6 Ways to Learn Cantonese Outside of Apps
Now, apps aren’t the only way to learn Cantonese. Everyone learns in different ways, so here are some cool resources to help you learn Cantonese in a varied and interesting way.
Want a tutor to practice your conversational skills but don’t know where to start? Head to iTalki and search for Cantonese tutors from all around the world. You can check out reviews and compare hourly rates to find the tutor that’s right for you.
The best part? Everything is done over video calls, so you don’t need to be nearby. You can have an iTalki tutor that’s actually in Hong Kong, a native speaker, while you’re still chilling in the US.
If you are at an A2 or B1 (advanced beginner or intermediate) level of Cantonese, I highly recommend you try LingQ.
It’s my latest language obsession and I really think it changes the game entirely. LingQ makes it possible to study materials made for native speakers without getting overwhelmed.
You can upload anything onto LingQ, from Youtube videos to news articles, and it will tell you how many words in that video and article are new to you.
You can focus on consuming material that is more at your level (with 30% new words or less) instead of just reading anything and not being able to track your progress.
You can highlight phrases you don’t know and it automatically translates them and creates a flashcard for them which you can review later.
This week I read that reading is the best SRS (spaced repetition system) that there is. Meaning that instead of creating a ton of flashcards on Anki and reviewing them at spaced-out intervals, you could just read and you would naturally come across those words and be reminded in context.
3. YouTube Channels for Listening to Slow Cantonese
So, YouTube is such a great resource for learning about absolutely everything, from fixing household problems to learning about science and history. It’s no wonder that there are quite a few Cantonese language learning accounts that can help you with pronunciation and grammar issues.

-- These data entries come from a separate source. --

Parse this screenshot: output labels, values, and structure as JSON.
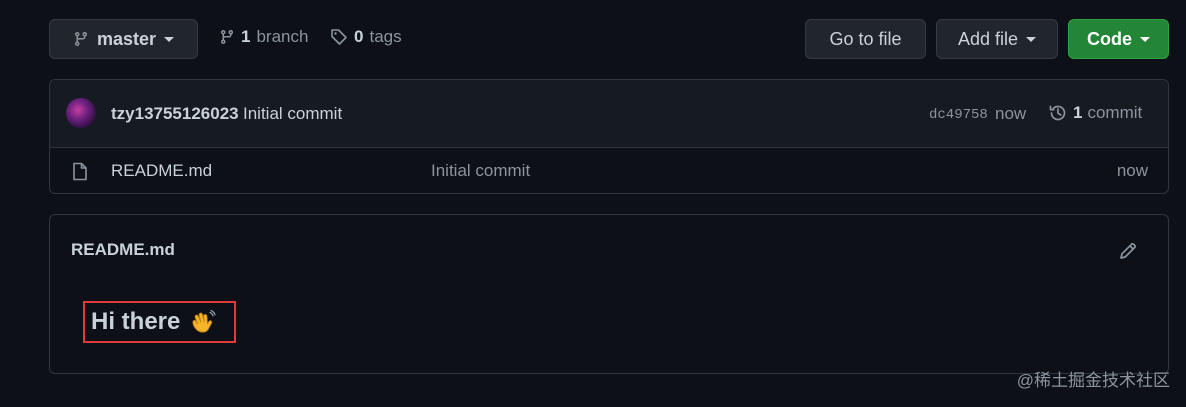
{
  "toolbar": {
    "branch_selector": "master",
    "branch_count": "1",
    "branch_label": "branch",
    "tag_count": "0",
    "tag_label": "tags",
    "go_to_file": "Go to file",
    "add_file": "Add file",
    "code": "Code"
  },
  "commit": {
    "author": "tzy13755126023",
    "message": "Initial commit",
    "sha": "dc49758",
    "time": "now",
    "count": "1",
    "count_label": "commit"
  },
  "files": [
    {
      "icon": "file-icon",
      "name": "README.md",
      "last_commit": "Initial commit",
      "time": "now"
    }
  ],
  "readme": {
    "title": "README.md",
    "heading": "Hi there",
    "emoji": "👋"
  },
  "watermark": "@稀土掘金技术社区",
  "colors": {
    "background": "#0d1117",
    "primary_button": "#238636",
    "highlight_border": "#e03c3c"
  }
}
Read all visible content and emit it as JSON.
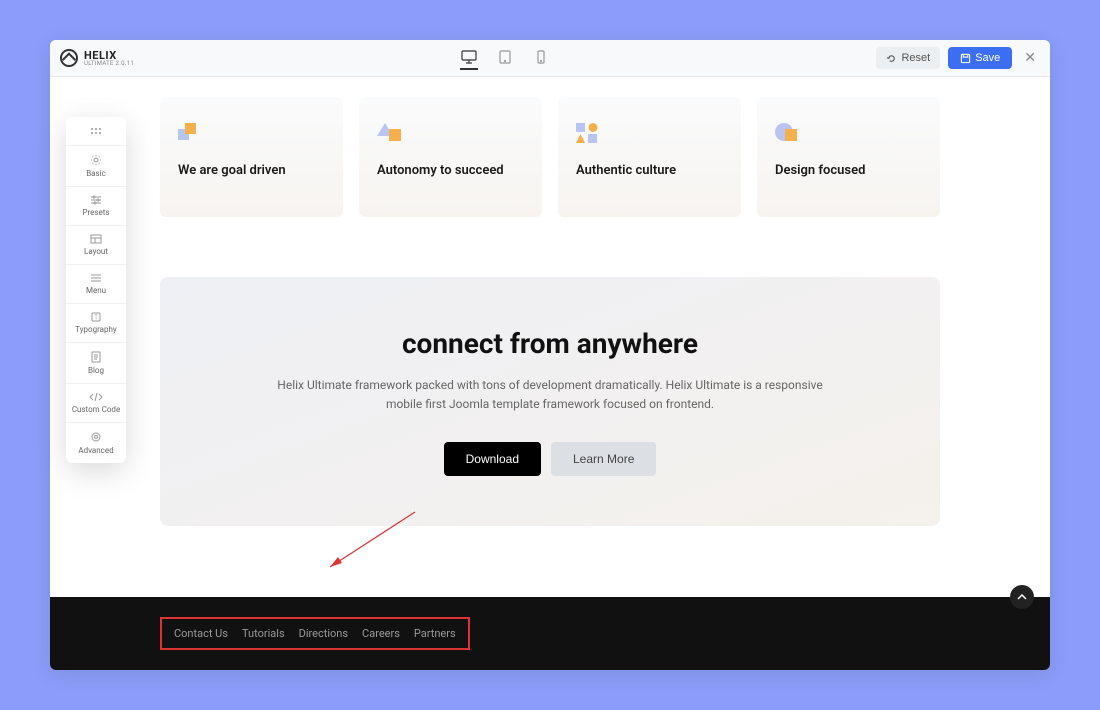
{
  "logo": {
    "title": "HELIX",
    "subtitle": "ULTIMATE 2.0.11"
  },
  "toolbar": {
    "reset_label": "Reset",
    "save_label": "Save"
  },
  "sidebar": {
    "items": [
      {
        "label": ""
      },
      {
        "label": "Basic"
      },
      {
        "label": "Presets"
      },
      {
        "label": "Layout"
      },
      {
        "label": "Menu"
      },
      {
        "label": "Typography"
      },
      {
        "label": "Blog"
      },
      {
        "label": "Custom Code"
      },
      {
        "label": "Advanced"
      }
    ]
  },
  "cards": [
    {
      "title": "We are goal driven"
    },
    {
      "title": "Autonomy to succeed"
    },
    {
      "title": "Authentic culture"
    },
    {
      "title": "Design focused"
    }
  ],
  "cta": {
    "title": "connect from anywhere",
    "description": "Helix Ultimate framework packed with tons of development dramatically. Helix Ultimate is a responsive mobile first Joomla template framework focused on frontend.",
    "download_label": "Download",
    "learn_label": "Learn More"
  },
  "footer": {
    "links": [
      "Contact Us",
      "Tutorials",
      "Directions",
      "Careers",
      "Partners"
    ]
  }
}
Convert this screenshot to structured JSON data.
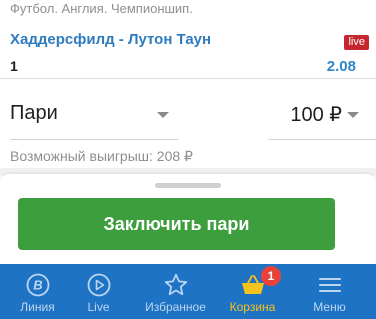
{
  "event": {
    "league": "Футбол. Англия. Чемпионшип.",
    "title": "Хаддерсфилд - Лутон Таун",
    "live_badge": "live",
    "outcome": "1",
    "odds": "2.08"
  },
  "bet_form": {
    "bet_type": "Пари",
    "amount": "100 ₽",
    "possible_win": "Возможный выигрыш: 208 ₽",
    "submit_label": "Заключить пари"
  },
  "tabbar": {
    "items": [
      {
        "label": "Линия",
        "icon": "line-b-icon"
      },
      {
        "label": "Live",
        "icon": "play-icon"
      },
      {
        "label": "Избранное",
        "icon": "star-icon"
      },
      {
        "label": "Корзина",
        "icon": "basket-icon",
        "active": true
      },
      {
        "label": "Меню",
        "icon": "menu-icon"
      }
    ],
    "cart_count": "1"
  },
  "colors": {
    "accent_blue": "#1e73c4",
    "title_blue": "#2e7bbd",
    "odds_blue": "#2e87c8",
    "button_green": "#3d9e3d",
    "live_red": "#c6262e",
    "active_tab": "#f7c21b",
    "badge_red": "#e8423a"
  }
}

There are also a number of Cantonese language news shows and channels on YouTube that you can watch and listen to, either with or without subtitles on, to immerse yourself in the language.
Even if you don’t understand everything they’re saying, just hearing the flow of the language means you’ll be getting used to the intonation, and you’ll be able to pick out odd words here and there as you improve.
Check out Learn Cantonese with CantoneseClass101.com and Dope Chinese with Gloria for slow Cantonese conversations and lessons.
This particular site has a giant library of video and audio content designed to help you improve your Cantonese skills. If you love language learning tapes or podcasts, this may be a really cool way for you to learn Cantonese.
Listen while you’re on your daily commute, while you’re cooking away or when you’re out on a walk. The hands-free method of learning is super convenient and great for understanding correct tonal pronunciation.
5. Language Books on Amazon
If you’re unsure where to start with learning Cantonese, go back to basics and hit the books. The Sidney Lau language books come straight from Hong Kong and although they might be a bit dated, they’re still great for learning grammar and understanding Cantonese.
They start right from the beginner level and work their way up the language levels, ideal for continued learning.
6. CantoDict Project
Love a good worksheet? This website is full of handy worksheets, tutorials, and quizzes to help put your knowledge to the test. Mostly focused on written and reading aspects of language learning, it’s a great accompaniment if you like learning through audio or video methods.
Conversational skills are great and super important, but they’re only half of the language learning process- you need to be able to read and write too if you want to fully understand Cantonese.
No Cantonese on Duolingo, But Still Lots of Ways to Learn
So, Duolingo does have a Cantonese course technically, but it’s only available for Chinese speakers.
With no indication that a Cantonese course for English speakers is on the way if you want to learn this amazing, but tricky language, you’re going to need to check out one of the apps or other language learning methods in this article.